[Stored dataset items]
╔══

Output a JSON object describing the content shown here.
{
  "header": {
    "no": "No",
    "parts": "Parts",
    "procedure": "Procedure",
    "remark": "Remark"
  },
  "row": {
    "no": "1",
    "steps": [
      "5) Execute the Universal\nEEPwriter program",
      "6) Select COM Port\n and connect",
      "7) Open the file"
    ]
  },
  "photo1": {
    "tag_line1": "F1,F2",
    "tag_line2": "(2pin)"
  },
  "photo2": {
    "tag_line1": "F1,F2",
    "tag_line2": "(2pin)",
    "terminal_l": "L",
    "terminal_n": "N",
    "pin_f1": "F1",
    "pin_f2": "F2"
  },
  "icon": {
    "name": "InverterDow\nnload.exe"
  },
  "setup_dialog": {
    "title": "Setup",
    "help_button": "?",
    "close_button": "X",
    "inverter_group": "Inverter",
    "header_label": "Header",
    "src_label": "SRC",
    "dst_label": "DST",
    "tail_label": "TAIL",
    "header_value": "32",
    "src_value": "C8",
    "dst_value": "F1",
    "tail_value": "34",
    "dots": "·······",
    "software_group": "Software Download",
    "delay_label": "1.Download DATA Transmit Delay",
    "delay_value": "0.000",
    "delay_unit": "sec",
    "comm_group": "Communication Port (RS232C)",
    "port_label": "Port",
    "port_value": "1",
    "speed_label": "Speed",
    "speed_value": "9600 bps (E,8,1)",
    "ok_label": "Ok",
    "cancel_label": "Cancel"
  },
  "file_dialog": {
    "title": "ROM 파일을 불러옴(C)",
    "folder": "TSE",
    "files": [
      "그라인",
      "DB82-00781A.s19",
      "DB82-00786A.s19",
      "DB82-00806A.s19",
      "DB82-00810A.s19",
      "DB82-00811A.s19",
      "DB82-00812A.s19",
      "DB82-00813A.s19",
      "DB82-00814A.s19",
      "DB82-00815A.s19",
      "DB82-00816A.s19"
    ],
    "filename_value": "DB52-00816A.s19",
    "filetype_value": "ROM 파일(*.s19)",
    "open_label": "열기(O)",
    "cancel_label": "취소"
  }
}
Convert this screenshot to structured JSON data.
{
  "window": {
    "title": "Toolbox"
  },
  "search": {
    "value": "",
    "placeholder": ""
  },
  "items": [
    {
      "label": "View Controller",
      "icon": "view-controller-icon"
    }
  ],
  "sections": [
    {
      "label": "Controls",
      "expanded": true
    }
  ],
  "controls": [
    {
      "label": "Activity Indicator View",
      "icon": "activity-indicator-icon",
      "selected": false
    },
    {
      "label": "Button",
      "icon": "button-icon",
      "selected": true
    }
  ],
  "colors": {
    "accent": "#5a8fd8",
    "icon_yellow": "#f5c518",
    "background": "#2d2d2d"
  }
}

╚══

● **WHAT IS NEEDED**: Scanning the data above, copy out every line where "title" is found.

● **RESULT**:
    "title": "Setup",
    "title": "ROM 파일을 불러옴(C)",
    "title": "Toolbox"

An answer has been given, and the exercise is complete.